“It’s not funny,” he said. “It’s violence.”
The biggest key to teens staying safe on the internet, Laur said, is parental involvement.
“One of the battles that I face consistently is getting parents out there,” he said. “The school can do everything right, but if the parents aren’t doing it then it turns off.”
He offered three main points for parents to get started in being internet literate with their teens:
▪ Remember that the majority of kids are doing cool stuff online. Too many parents think their kids are doing bad stuff.
▪ Everything online is public, permanent, searchable, exploitable and for sale. It never goes away.
▪ The biggest threat to teens is not sexual exploitation but their digital dossier, which is often referenced by colleges and future jobs.

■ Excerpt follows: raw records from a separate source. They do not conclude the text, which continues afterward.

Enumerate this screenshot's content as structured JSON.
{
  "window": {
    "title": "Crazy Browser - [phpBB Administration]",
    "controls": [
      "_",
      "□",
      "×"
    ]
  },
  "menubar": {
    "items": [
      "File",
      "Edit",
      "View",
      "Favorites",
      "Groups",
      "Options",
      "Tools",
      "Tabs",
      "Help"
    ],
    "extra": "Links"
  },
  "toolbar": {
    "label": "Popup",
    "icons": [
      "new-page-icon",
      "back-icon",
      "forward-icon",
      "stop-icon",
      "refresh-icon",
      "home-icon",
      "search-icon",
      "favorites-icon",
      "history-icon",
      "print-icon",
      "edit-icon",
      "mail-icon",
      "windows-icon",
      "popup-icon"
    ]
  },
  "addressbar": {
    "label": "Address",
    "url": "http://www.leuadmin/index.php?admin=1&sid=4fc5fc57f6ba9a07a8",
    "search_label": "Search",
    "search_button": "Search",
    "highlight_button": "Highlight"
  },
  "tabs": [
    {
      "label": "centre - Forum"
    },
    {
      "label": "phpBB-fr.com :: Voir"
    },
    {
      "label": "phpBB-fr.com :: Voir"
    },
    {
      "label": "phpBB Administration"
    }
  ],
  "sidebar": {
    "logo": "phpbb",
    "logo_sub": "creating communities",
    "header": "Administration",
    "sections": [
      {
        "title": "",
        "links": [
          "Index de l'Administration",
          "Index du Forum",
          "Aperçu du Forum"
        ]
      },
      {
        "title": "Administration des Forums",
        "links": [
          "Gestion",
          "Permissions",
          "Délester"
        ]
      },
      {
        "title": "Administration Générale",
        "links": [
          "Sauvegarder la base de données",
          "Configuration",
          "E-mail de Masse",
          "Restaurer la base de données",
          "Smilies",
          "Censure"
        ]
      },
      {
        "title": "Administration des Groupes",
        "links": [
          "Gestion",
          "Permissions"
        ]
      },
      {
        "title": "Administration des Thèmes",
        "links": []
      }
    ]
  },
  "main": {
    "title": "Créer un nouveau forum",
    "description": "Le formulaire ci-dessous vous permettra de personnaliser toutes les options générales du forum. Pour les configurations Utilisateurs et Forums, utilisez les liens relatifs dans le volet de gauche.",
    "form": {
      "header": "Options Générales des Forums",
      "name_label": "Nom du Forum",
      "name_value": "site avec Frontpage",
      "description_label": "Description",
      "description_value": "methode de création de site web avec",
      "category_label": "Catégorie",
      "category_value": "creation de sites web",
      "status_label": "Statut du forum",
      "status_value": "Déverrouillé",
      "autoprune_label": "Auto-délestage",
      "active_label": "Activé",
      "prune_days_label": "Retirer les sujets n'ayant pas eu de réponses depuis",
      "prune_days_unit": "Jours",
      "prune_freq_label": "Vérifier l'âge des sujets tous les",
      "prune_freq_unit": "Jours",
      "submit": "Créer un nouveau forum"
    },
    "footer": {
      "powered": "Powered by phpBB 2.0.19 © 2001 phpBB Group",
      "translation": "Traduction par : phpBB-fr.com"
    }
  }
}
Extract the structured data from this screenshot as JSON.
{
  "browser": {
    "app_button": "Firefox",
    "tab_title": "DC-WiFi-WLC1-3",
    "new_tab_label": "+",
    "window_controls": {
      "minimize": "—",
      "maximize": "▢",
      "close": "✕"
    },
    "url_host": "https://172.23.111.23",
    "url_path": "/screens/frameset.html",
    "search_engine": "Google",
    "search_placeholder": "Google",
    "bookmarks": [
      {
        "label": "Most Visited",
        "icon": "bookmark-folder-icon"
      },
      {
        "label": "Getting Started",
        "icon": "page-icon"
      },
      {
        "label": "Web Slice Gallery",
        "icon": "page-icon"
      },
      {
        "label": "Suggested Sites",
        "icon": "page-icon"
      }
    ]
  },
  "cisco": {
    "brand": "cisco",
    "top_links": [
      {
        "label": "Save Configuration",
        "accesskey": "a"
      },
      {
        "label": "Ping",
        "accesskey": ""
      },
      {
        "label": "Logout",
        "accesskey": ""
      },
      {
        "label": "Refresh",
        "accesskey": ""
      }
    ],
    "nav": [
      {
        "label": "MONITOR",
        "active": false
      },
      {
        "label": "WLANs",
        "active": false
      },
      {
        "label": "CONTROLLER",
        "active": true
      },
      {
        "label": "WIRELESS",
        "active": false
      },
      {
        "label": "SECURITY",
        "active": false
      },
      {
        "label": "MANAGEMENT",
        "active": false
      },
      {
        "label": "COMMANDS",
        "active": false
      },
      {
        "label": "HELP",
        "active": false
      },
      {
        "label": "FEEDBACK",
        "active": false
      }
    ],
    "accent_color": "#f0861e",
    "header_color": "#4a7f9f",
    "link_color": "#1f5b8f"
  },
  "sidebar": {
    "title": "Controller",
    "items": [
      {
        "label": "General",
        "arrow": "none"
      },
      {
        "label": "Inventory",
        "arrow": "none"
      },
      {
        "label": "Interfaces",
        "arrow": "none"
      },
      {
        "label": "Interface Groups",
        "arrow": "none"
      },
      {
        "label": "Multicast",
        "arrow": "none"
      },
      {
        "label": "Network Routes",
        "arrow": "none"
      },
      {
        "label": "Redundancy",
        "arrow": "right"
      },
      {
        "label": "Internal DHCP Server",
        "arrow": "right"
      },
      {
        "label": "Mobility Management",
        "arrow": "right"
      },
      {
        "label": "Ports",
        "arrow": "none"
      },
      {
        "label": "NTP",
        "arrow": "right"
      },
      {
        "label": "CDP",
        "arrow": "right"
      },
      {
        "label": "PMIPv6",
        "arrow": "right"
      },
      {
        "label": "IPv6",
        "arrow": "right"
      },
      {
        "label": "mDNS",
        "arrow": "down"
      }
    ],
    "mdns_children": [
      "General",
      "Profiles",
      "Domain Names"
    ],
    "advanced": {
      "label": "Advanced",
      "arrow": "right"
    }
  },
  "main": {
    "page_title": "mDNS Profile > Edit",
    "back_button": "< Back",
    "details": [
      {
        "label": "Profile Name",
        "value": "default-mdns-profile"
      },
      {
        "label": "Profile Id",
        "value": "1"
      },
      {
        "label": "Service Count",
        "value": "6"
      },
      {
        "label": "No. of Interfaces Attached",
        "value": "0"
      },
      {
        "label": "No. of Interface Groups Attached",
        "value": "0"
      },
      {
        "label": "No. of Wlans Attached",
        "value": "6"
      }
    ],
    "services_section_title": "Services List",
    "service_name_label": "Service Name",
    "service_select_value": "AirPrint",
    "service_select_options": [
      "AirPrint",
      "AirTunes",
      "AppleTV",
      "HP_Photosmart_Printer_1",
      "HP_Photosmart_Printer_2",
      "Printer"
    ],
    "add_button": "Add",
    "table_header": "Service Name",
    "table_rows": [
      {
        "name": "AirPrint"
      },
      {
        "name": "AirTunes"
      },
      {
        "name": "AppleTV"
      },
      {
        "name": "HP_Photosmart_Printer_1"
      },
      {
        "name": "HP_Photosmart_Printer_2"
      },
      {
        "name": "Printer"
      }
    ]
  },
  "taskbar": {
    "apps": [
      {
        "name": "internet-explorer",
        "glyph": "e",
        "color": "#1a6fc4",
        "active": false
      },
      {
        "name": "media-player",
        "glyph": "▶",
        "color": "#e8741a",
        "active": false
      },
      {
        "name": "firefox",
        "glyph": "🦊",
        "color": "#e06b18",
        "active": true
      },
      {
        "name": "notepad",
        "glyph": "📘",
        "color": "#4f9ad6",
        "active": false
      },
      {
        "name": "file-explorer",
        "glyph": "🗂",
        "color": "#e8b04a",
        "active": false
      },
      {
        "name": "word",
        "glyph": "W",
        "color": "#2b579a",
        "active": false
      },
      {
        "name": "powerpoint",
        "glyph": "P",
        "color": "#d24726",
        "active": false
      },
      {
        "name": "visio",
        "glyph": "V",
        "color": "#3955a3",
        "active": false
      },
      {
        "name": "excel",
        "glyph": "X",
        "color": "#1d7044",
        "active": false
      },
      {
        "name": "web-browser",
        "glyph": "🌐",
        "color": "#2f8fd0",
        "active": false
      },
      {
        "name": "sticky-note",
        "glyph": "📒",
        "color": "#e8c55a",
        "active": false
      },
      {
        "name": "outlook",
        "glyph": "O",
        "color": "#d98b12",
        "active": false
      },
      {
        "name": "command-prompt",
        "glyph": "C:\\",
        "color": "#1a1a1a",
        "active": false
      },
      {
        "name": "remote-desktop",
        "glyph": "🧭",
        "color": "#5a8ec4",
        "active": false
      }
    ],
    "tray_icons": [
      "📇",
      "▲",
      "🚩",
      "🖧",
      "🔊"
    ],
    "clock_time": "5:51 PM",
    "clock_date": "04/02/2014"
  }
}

He also recommended a “digital dinner” for families once a week, where parents can ask kids about new websites, terms and technology to stay updated on new trends.
“In a lot of cases our kids can be the best teachers for us,” he said. He added that these conversations can be the best way for parents to stay aware of the language shifts created by the internet.
For parents looking for more information or ways to stay updated, Laur recommends his blog, The Digital Sheepdog.
Overall, Laur said the internet and social media provides a great outlet for creativity and connection on a scale not seen before.
“I think the internet and social media is the best thing invented by mankind,” he said. “Never before have we been able to connect in this massive scale as with the internet and social media.”
Personal Protection Systems, Inc.
To contact Laur or for more information, visit personalprotectionsystems.ca.
Laur’s blog, The Digital Sheepdog, can be found at thedigitalsheepdog.ca.